MOUNT VERNON, Wash. — The flowers are blooming across the Skagit Valley, but even with all the brilliant signs of life, a dark cloud hangs over these fields.
The annual Skagit Valley Tulip Festival brings about 350,000 people and $60 million dollars to the community every spring.
The month long festival was scheduled to start April 1, but Gov. Jay Inslee's "stay at home" order means people won't be able to gather in the fields for their traditional photos or visit local businesses for at least two weeks.
"We are really hoping to live to be able to farm another year out here," says Andrew Miller, co-owner of the Tulip Town tulip farm.
"You can't hit pause on Mother Nature," Miller said. "This is our time of year. The flowers don't wait for anyone."
But there are now deep concerns here that the growing coronavirus pandemic might kill the valley's entire tulip industry.
The festival's Executive Director Cindy Verge says the vast majority of the events have been canceled.
"The tulip gardens are closed. This is devastating to the tulip industry in Skagit Valley and there is a very good chance it may not survive," says Verge. "Right now, with the timing of this virus and the very necessary restrictions on people and movement, it is a distinct possibility."
At RoozenGaarde tulip farm the season is expected to be a near total loss. Grocery store sales are way down, as well, as customers prioritize other necessities.
"We've had floods and freezes but nothing like this," owner Brent Roozen said.
Roozen is telling people to stay away from all tulip fields this year unless the ban is lifted.

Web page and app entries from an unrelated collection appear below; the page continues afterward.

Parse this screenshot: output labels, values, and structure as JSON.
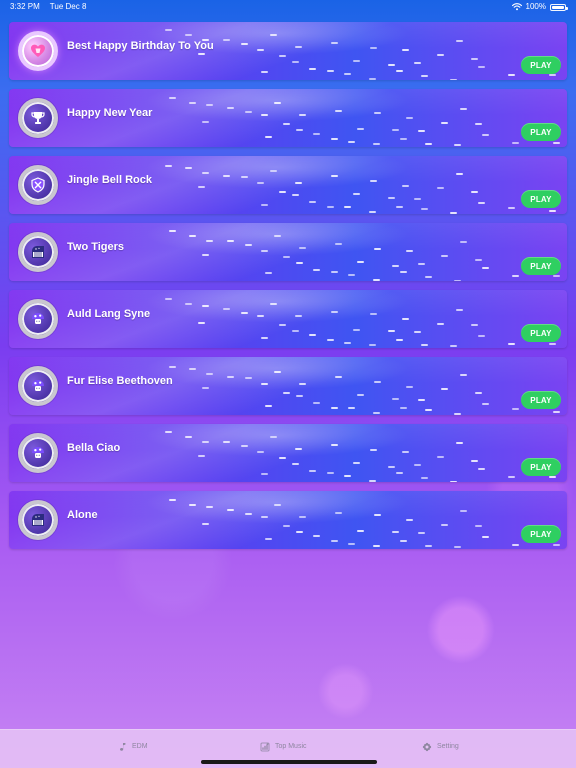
{
  "status_bar": {
    "time": "3:32 PM",
    "date": "Tue Dec 8",
    "battery": "100%",
    "icons": [
      "wifi-icon",
      "battery-icon"
    ]
  },
  "songs": [
    {
      "title": "Best Happy Birthday To You",
      "button": "PLAY",
      "icon": "heart-icon"
    },
    {
      "title": "Happy New Year",
      "button": "PLAY",
      "icon": "trophy-icon"
    },
    {
      "title": "Jingle Bell Rock",
      "button": "PLAY",
      "icon": "shield-icon"
    },
    {
      "title": "Two Tigers",
      "button": "PLAY",
      "icon": "piano-icon"
    },
    {
      "title": "Auld Lang Syne",
      "button": "PLAY",
      "icon": "mushroom-icon"
    },
    {
      "title": "Fur Elise Beethoven",
      "button": "PLAY",
      "icon": "mushroom-icon"
    },
    {
      "title": "Bella Ciao",
      "button": "PLAY",
      "icon": "mushroom-icon"
    },
    {
      "title": "Alone",
      "button": "PLAY",
      "icon": "piano-icon"
    }
  ],
  "tabs": [
    {
      "label": "EDM",
      "icon": "music-note-icon"
    },
    {
      "label": "Top Music",
      "icon": "chart-icon"
    },
    {
      "label": "Setting",
      "icon": "gear-icon"
    }
  ],
  "colors": {
    "play_green": "#2fcf61",
    "tab_text": "#8f86a1",
    "title_white": "#ffffff"
  }
}
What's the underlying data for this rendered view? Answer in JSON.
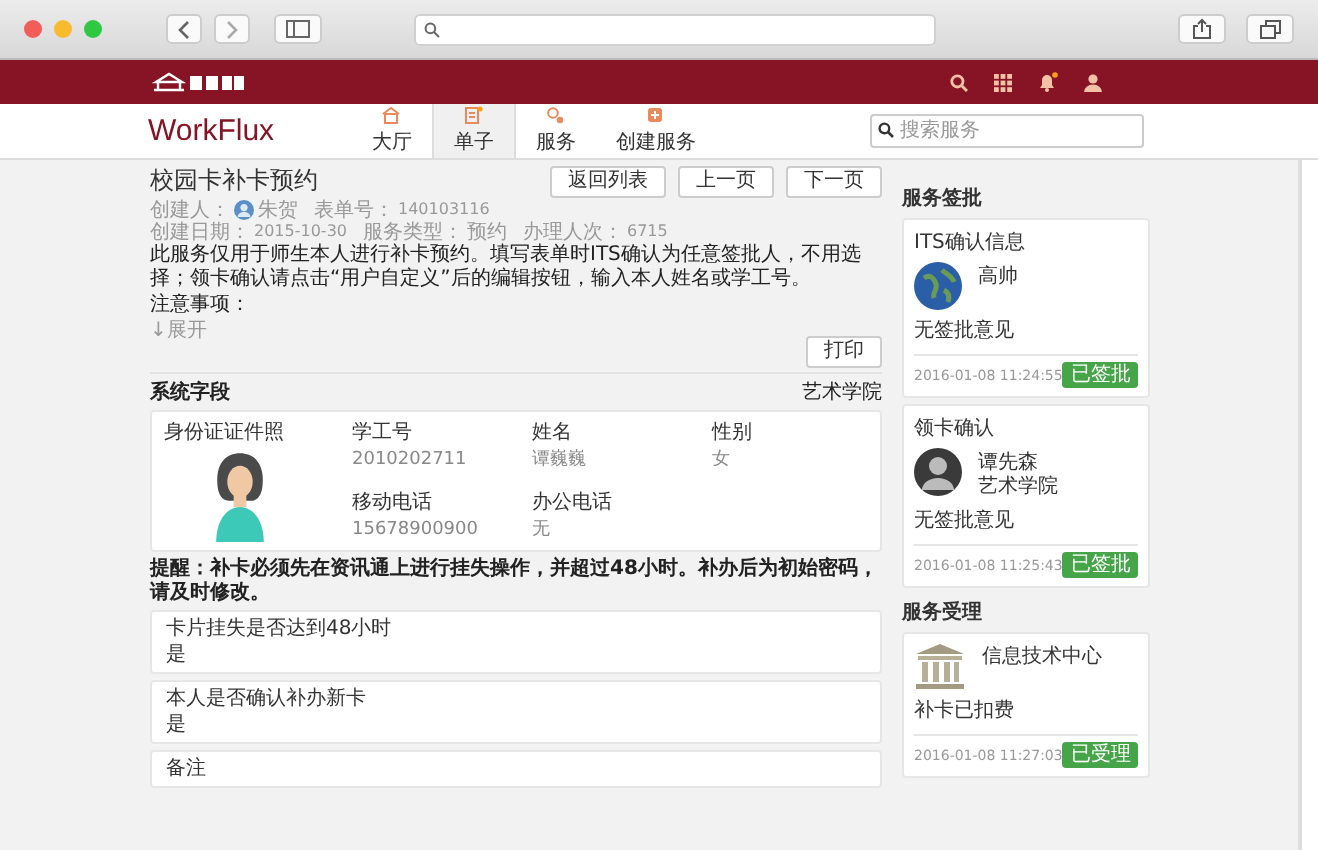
{
  "nav": {
    "brand": "WorkFlux",
    "tabs": [
      {
        "label": "大厅",
        "selected": false
      },
      {
        "label": "单子",
        "selected": true
      },
      {
        "label": "服务",
        "selected": false
      },
      {
        "label": "创建服务",
        "selected": false
      }
    ],
    "search": {
      "placeholder": "搜索服务"
    }
  },
  "request": {
    "title": "校园卡补卡预约",
    "actions": [
      "返回列表",
      "上一页",
      "下一页"
    ],
    "meta_rows": [
      [
        {
          "kind": "person",
          "label": "创建人：",
          "value": "朱贺"
        },
        {
          "kind": "text",
          "label": "表单号：",
          "value": "140103116"
        }
      ],
      [
        {
          "kind": "text",
          "label": "创建日期：",
          "value": "2015-10-30"
        },
        {
          "kind": "text",
          "label": "服务类型：",
          "value": "预约"
        },
        {
          "kind": "text",
          "label": "办理人次：",
          "value": "6715"
        }
      ]
    ],
    "description": [
      "此服务仅用于师生本人进行补卡预约。填写表单时ITS确认为任意签批人，不用选择；领卡确认请点击“用户自定义”后的编辑按钮，输入本人姓名或学工号。",
      "注意事项："
    ],
    "expand": "↓展开",
    "print_button": "打印"
  },
  "section": {
    "title": "系统字段",
    "department": "艺术学院"
  },
  "profile": {
    "photo_label": "身份证证件照",
    "fields": [
      {
        "label": "学工号",
        "value": "2010202711"
      },
      {
        "label": "姓名",
        "value": "谭巍巍"
      },
      {
        "label": "性别",
        "value": "女"
      },
      {
        "label": "移动电话",
        "value": "15678900900"
      },
      {
        "label": "办公电话",
        "value": "无"
      }
    ]
  },
  "notice": "提醒：补卡必须先在资讯通上进行挂失操作，并超过48小时。补办后为初始密码，请及时修改。",
  "answers": [
    {
      "question": "卡片挂失是否达到48小时",
      "answer": "是"
    },
    {
      "question": "本人是否确认补办新卡",
      "answer": "是"
    },
    {
      "question": "备注"
    }
  ],
  "sidebar": [
    {
      "title": "服务签批",
      "cards": [
        {
          "step": "ITS确认信息",
          "kind": "globe",
          "names": [
            "高帅"
          ],
          "comment": "无签批意见",
          "time": "2016-01-08 11:24:55",
          "status": "已签批"
        },
        {
          "step": "领卡确认",
          "kind": "person",
          "names": [
            "谭先森",
            "艺术学院"
          ],
          "comment": "无签批意见",
          "time": "2016-01-08 11:25:43",
          "status": "已签批"
        }
      ]
    },
    {
      "title": "服务受理",
      "cards": [
        {
          "kind": "building",
          "names": [
            "信息技术中心"
          ],
          "comment": "补卡已扣费",
          "time": "2016-01-08 11:27:03",
          "status": "已受理"
        }
      ]
    }
  ]
}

"It's hard to believe I'm saying this, but we don't want people to come. We worry that they will gather in the fields in groups, then go use the Honey Bucket or go to the gas station and spread the virus," Roozen said. "It's been a lot of thinking, a lot of stress and hopefully we'll come up with some answers to get us to next year."

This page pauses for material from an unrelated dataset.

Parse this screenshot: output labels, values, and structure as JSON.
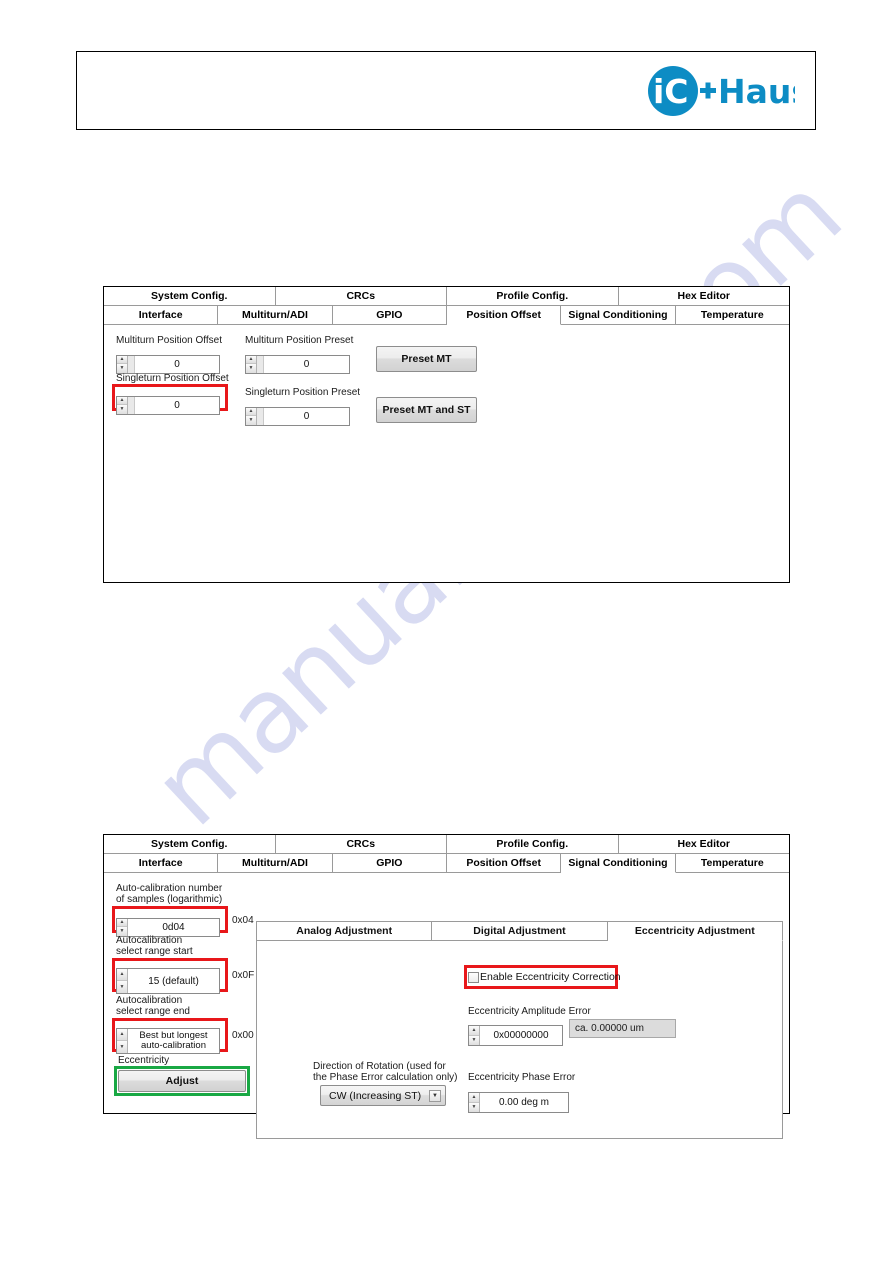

Back at Tulip Town, the farm has brand new owners.
Miller and his business partners bought the farm last June and their first spring is unlike anything even the most seasoned farmer has ever experienced.
The owners are a group of high school friends who come mainly from tech backgrounds. They're trying to use that experience to find a way to save their iconic farm — and the industry as a whole.

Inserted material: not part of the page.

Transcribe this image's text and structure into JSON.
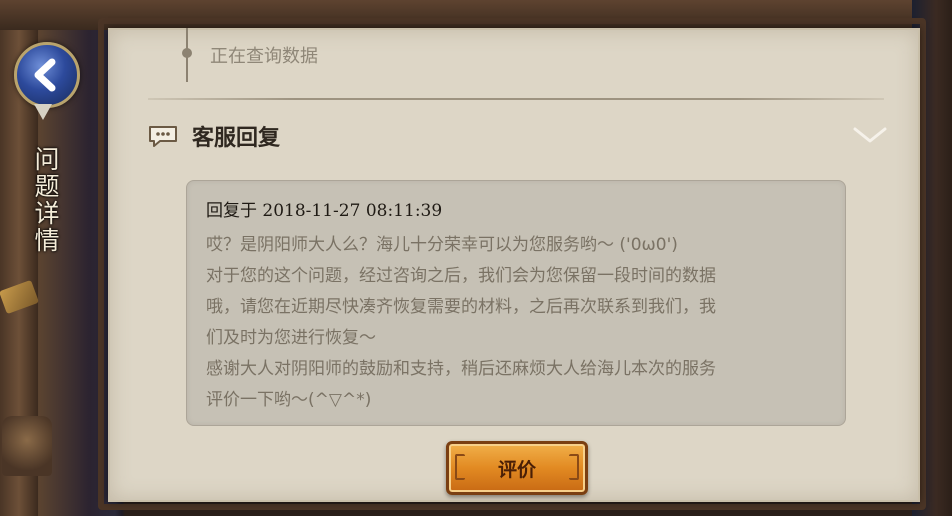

"We want to engineer this experience using available technologies, do something absolutely different, and at the same time put ourselves in the position of our guests," Miller said. "That's where we're at."
Tulip Town is developing an app for virtual, immersive tours — possibly even using drones and virtual reality. They're also organizing a program where the public can buy flowers and donate them to nursing homes and hospitals.
Miller hopes it will be enough to keep the tulip tradition alive.
"For us to be in a position to help save the tulips in Skagit Valley is the opportunity of a lifetime and we're throwing everything we can at that."